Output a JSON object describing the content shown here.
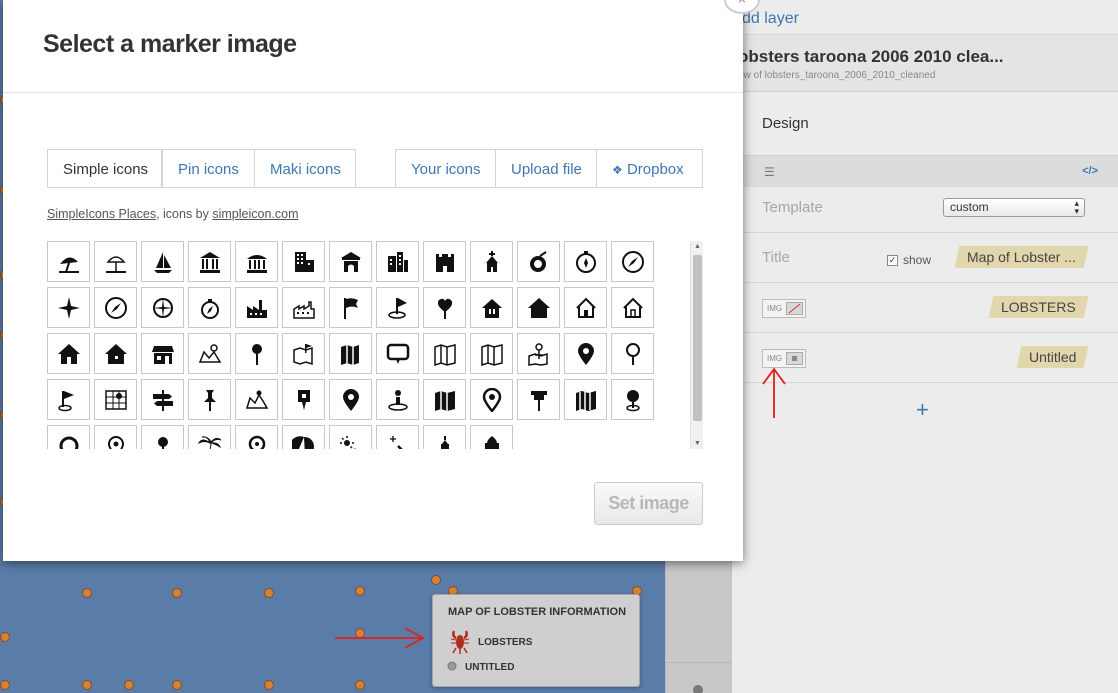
{
  "modal": {
    "title": "Select a marker image",
    "close_label": "×",
    "tabs": [
      "Simple icons",
      "Pin icons",
      "Maki icons"
    ],
    "source_tabs": [
      "Your icons",
      "Upload file",
      "Dropbox"
    ],
    "credit_link_1": "SimpleIcons Places",
    "credit_text": ", icons by ",
    "credit_link_2": "simpleicon.com",
    "set_image_label": "Set image"
  },
  "icons": [
    "beach-umbrella-icon",
    "beach-umbrella-2-icon",
    "sailboat-icon",
    "museum-icon",
    "museum-2-icon",
    "office-building-icon",
    "temple-icon",
    "city-buildings-icon",
    "castle-icon",
    "church-icon",
    "cocktail-icon",
    "compass-dial-icon",
    "compass-icon",
    "compass-rose-icon",
    "compass-circle-icon",
    "compass-star-icon",
    "compass-small-icon",
    "factory-icon",
    "factory-2-icon",
    "flag-icon",
    "golf-flag-icon",
    "pin-heart-icon",
    "house-door-icon",
    "house-icon",
    "house-outline-icon",
    "house-outline-2-icon",
    "house-solid-icon",
    "house-solid-2-icon",
    "shop-icon",
    "map-route-icon",
    "map-pin-icon",
    "map-folded-flag-icon",
    "map-folded-solid-icon",
    "speech-pin-icon",
    "map-folded-icon",
    "map-folded-2-icon",
    "map-anchor-icon",
    "location-pin-icon",
    "location-pin-2-icon",
    "golf-flag-2-icon",
    "map-grid-pin-icon",
    "signpost-icon",
    "pushpin-icon",
    "map-mountain-icon",
    "map-marker-square-icon",
    "map-marker-icon",
    "person-pin-icon",
    "map-book-icon",
    "map-marker-2-icon",
    "pushpin-2-icon",
    "map-book-2-icon",
    "pin-disc-icon",
    "pin-ring-icon",
    "pin-small-icon",
    "pin-stick-icon",
    "palm-tree-icon",
    "pin-round-icon",
    "sunset-icon",
    "sun-wand-icon",
    "sparkle-wand-icon",
    "tower-icon",
    "mosque-icon"
  ],
  "panel": {
    "add_layer": "dd layer",
    "layer_title": "obsters taroona 2006 2010 clea...",
    "layer_subtitle": "ew of lobsters_taroona_2006_2010_cleaned",
    "design_tab": "Design",
    "code_icon_label": "</>",
    "template_label": "Template",
    "template_value": "custom",
    "title_label": "Title",
    "show_label": "show",
    "title_value": "Map of Lobster ...",
    "layer1_name": "LOBSTERS",
    "layer2_name": "Untitled",
    "img_chip_label": "IMG",
    "add_plus": "+"
  },
  "legend": {
    "title": "MAP OF LOBSTER INFORMATION",
    "item1": "LOBSTERS",
    "item2": "UNTITLED"
  },
  "colors": {
    "accent": "#3b77b3",
    "map_bg": "#5a7ca8",
    "dot": "#d4813d",
    "tag_bg": "#e2d6ad",
    "arrow": "#e0201e"
  }
}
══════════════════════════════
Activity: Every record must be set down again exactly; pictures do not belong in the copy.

Written solution:
Output a JSON object describing the content shown here.
{
  "modal": {
    "title": "Select a marker image",
    "close_label": "×",
    "tabs": [
      "Simple icons",
      "Pin icons",
      "Maki icons"
    ],
    "source_tabs": [
      "Your icons",
      "Upload file",
      "Dropbox"
    ],
    "credit_link_1": "SimpleIcons Places",
    "credit_text": ", icons by ",
    "credit_link_2": "simpleicon.com",
    "set_image_label": "Set image"
  },
  "icons": [
    "beach-umbrella-icon",
    "beach-umbrella-2-icon",
    "sailboat-icon",
    "museum-icon",
    "museum-2-icon",
    "office-building-icon",
    "temple-icon",
    "city-buildings-icon",
    "castle-icon",
    "church-icon",
    "cocktail-icon",
    "compass-dial-icon",
    "compass-icon",
    "compass-rose-icon",
    "compass-circle-icon",
    "compass-star-icon",
    "compass-small-icon",
    "factory-icon",
    "factory-2-icon",
    "flag-icon",
    "golf-flag-icon",
    "pin-heart-icon",
    "house-door-icon",
    "house-icon",
    "house-outline-icon",
    "house-outline-2-icon",
    "house-solid-icon",
    "house-solid-2-icon",
    "shop-icon",
    "map-route-icon",
    "map-pin-icon",
    "map-folded-flag-icon",
    "map-folded-solid-icon",
    "speech-pin-icon",
    "map-folded-icon",
    "map-folded-2-icon",
    "map-anchor-icon",
    "location-pin-icon",
    "location-pin-2-icon",
    "golf-flag-2-icon",
    "map-grid-pin-icon",
    "signpost-icon",
    "pushpin-icon",
    "map-mountain-icon",
    "map-marker-square-icon",
    "map-marker-icon",
    "person-pin-icon",
    "map-book-icon",
    "map-marker-2-icon",
    "pushpin-2-icon",
    "map-book-2-icon",
    "pin-disc-icon",
    "pin-ring-icon",
    "pin-small-icon",
    "pin-stick-icon",
    "palm-tree-icon",
    "pin-round-icon",
    "sunset-icon",
    "sun-wand-icon",
    "sparkle-wand-icon",
    "tower-icon",
    "mosque-icon"
  ],
  "panel": {
    "add_layer": "dd layer",
    "layer_title": "obsters taroona 2006 2010 clea...",
    "layer_subtitle": "ew of lobsters_taroona_2006_2010_cleaned",
    "design_tab": "Design",
    "code_icon_label": "</>",
    "template_label": "Template",
    "template_value": "custom",
    "title_label": "Title",
    "show_label": "show",
    "title_value": "Map of Lobster ...",
    "layer1_name": "LOBSTERS",
    "layer2_name": "Untitled",
    "img_chip_label": "IMG",
    "add_plus": "+"
  },
  "legend": {
    "title": "MAP OF LOBSTER INFORMATION",
    "item1": "LOBSTERS",
    "item2": "UNTITLED"
  },
  "colors": {
    "accent": "#3b77b3",
    "map_bg": "#5a7ca8",
    "dot": "#d4813d",
    "tag_bg": "#e2d6ad",
    "arrow": "#e0201e"
  }
}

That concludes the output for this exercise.